When Russian President Vladimir Putin attended the conclusion of what is considered to be the greatest Russian war games performed in Europe since the Cold War, he witnessed a massive display of weaponry put on by his troops.
The Zapad joint exercises with Belarus take place every four years, with the main phase starting last week and involves tens of thousands of troops and hundreds of tanks, planes, and vessels in locations throughout western Russia and Belarus.
This 45-minute spectacle is part of one of the greatest military drills on NATO's eastern border since the Cold War ended. According to Russia, 200,000 troops are participating in Zapad 2021, which will see Russia's most strategically vital western military region conduct joint military maneuvers with Belarusian forces for six days - at least in the active phase.
Zapad war games
Those figures might very likely be overblown. Russia tends to tell figures to impress domestic viewers while also scaring the West. However, regardless of the actual numbers, they are huge exercises that have already entailed months of planning and longer-term military rotations, Sky News reported.
Zapad takes place every four years and always follows the same plot. A fictitious western alliance is collaborating with "terrorist organizations" to destabilize Belarus and seize control of portions of the nation. The Union State's, Russia's, and Belarus' combined forces must repel the invasion, beat the adversary head-on, and potentially sustain a longer-term regional conflict with a nuclear component toward the conclusion.
That implies his relationship with President Putin is heading in one direction: greater integration, both militarily and politically.

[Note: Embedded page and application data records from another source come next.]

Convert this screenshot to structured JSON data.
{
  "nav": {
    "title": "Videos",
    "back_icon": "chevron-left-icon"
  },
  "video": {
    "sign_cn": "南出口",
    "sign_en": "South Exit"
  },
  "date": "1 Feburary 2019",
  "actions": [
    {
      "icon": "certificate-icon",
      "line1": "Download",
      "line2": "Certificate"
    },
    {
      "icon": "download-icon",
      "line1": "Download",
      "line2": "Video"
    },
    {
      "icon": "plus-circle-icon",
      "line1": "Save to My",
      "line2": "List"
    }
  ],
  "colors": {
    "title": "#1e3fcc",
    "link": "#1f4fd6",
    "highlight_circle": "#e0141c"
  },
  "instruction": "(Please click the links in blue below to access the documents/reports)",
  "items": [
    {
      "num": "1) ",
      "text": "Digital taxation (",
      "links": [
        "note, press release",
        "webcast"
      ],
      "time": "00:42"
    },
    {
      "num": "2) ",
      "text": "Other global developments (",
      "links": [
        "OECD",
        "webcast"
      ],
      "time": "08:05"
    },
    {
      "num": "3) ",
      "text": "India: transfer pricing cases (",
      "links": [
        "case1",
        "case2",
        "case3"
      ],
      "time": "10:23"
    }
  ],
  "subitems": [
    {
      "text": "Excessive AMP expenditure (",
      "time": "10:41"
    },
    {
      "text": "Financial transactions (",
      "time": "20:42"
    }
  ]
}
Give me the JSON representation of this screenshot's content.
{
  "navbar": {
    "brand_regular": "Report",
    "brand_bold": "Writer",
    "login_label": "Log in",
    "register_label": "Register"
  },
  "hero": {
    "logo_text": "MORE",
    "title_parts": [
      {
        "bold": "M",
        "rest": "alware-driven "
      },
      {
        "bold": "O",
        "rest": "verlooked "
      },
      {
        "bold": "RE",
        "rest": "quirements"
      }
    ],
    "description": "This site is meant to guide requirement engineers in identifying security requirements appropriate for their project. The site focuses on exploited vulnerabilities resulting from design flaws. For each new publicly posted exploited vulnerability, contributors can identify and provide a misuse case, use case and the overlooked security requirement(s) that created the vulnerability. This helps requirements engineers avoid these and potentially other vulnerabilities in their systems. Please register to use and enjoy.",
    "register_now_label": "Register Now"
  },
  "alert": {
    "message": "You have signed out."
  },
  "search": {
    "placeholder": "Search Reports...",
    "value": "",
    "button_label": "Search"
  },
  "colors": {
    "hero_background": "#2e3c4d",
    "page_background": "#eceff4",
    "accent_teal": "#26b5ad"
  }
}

Russia now maintains a relatively constant military presence in Belarus, including a joint Air Force training center in Grodno, which is close to Belarus's borders with Poland and Lithuania.
Such large-scale drills so close to the border, Ukraine, NATO members Poland and Lithuania argue, risk being provocative, as per The NY Post. Ukrainian President Volodymyr Zelenskiy stated on Friday that an all-out conflict with Russia was a possibility and that he wanted to meet with Russian President Vladimir Putin.
When combat in eastern Ukraine escalated and Russia massed additional soldiers along the border, tensions between Kyiv and Moscow reached new heights this year. Putin disputed that the military drills are aimed at any foreign state and claimed that they are necessary for light of growing NATO operations near Russia's and its partners' borders.
Russia showcases support to Belarus in huge military exercises
The drills are performed every four years, but this year's exercise has been interpreted as a show of Russian support for Belarus and its president, Alexander Lukashenko, whom the West has chastised for cracking down on opposition.
The main part of the drills, which will involve 200,000 troops, 80 aircraft, 290 tanks, and 15 ships, will take place at nine locations in Russia and five locations in Belarus, according to Russia's Defense Ministry. Armenia, India, Kazakhstan, Kyrgyzstan, and Mongolia were also expected to participate.
The Zubr-class LCAC, the world's largest hovercraft, took part in Monday's maneuvers, according to footage from the exercise. Russia claims that 200,000 troops are participating in this year's war exercises, but military experts believe the number is far smaller.
The number of troops expected to take part is estimated to be between 50,000 and 100,000. Last week, Michael Kofman, head of the Center for Naval Analyses' Russia Studies Program, wrote on the website War on the Rocks that Moscow intends to emphasize the number of troops involved.
The war simulations are meant to test Russia's ability to fight a big battle with NATO on its northern border. Although the drills are scheduled to finish on September 16, Moscow has stated that Russian troops would not return to their military bases until mid-October, as per Express.co.